Of the total 60,000 claims filed under the Forest Rights Act in Assam, nearly 30,000 came from a single district. Little wonder, then, that the administration controls less than a third of Sonitpur’s forests. While no political party minds legalising this mass encroachment in the Bodo heartland, the fate of the wilderness hangs by a 2009 High Court order.
The Left Front has been the biggest advocate of the Forest Rights Act (FRA), but its own former rule in home state West Bengal saw its worst abuse as well. Forest villagers dependent on tea garden jobs are indifferent to the Act. Families inside the Buxa tiger reserve are keen to surrender their rights for Rs 10 lakh each. But away from tea gardens and outside the tiger reserve, forest communities have bigger demands than the FRA allows. And a desperate forest department twists the Act to retain control.
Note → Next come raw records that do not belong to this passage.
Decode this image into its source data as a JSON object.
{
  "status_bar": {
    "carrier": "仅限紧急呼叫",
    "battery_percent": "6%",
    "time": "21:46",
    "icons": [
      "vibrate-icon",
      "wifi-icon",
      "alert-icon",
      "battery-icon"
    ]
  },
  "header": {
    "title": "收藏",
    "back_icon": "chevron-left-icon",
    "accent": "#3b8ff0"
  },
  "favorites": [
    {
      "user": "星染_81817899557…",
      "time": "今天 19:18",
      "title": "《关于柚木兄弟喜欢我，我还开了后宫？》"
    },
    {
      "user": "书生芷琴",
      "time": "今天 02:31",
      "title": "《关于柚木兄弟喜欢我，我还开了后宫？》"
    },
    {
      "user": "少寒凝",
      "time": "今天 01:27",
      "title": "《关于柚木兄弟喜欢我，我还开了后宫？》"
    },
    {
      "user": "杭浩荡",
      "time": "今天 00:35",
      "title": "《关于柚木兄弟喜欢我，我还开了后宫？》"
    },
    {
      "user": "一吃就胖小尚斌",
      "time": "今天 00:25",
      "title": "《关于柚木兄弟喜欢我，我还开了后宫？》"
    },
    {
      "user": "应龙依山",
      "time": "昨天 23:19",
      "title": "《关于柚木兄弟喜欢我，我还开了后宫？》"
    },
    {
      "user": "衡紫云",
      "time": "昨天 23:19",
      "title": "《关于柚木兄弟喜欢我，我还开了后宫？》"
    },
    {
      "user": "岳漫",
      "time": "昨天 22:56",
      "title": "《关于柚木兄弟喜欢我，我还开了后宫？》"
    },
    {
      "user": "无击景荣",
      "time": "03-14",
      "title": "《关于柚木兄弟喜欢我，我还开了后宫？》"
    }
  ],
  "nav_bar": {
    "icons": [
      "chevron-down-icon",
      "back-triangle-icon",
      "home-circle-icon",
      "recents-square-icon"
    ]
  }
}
While the great Indian middle class obsesses with cricket and corruption, an epic three-way battle is unfolding in forests across the country. It is time to take notice, and a stand. Because, more than anything else, the outcome of this tussle will decide India’s future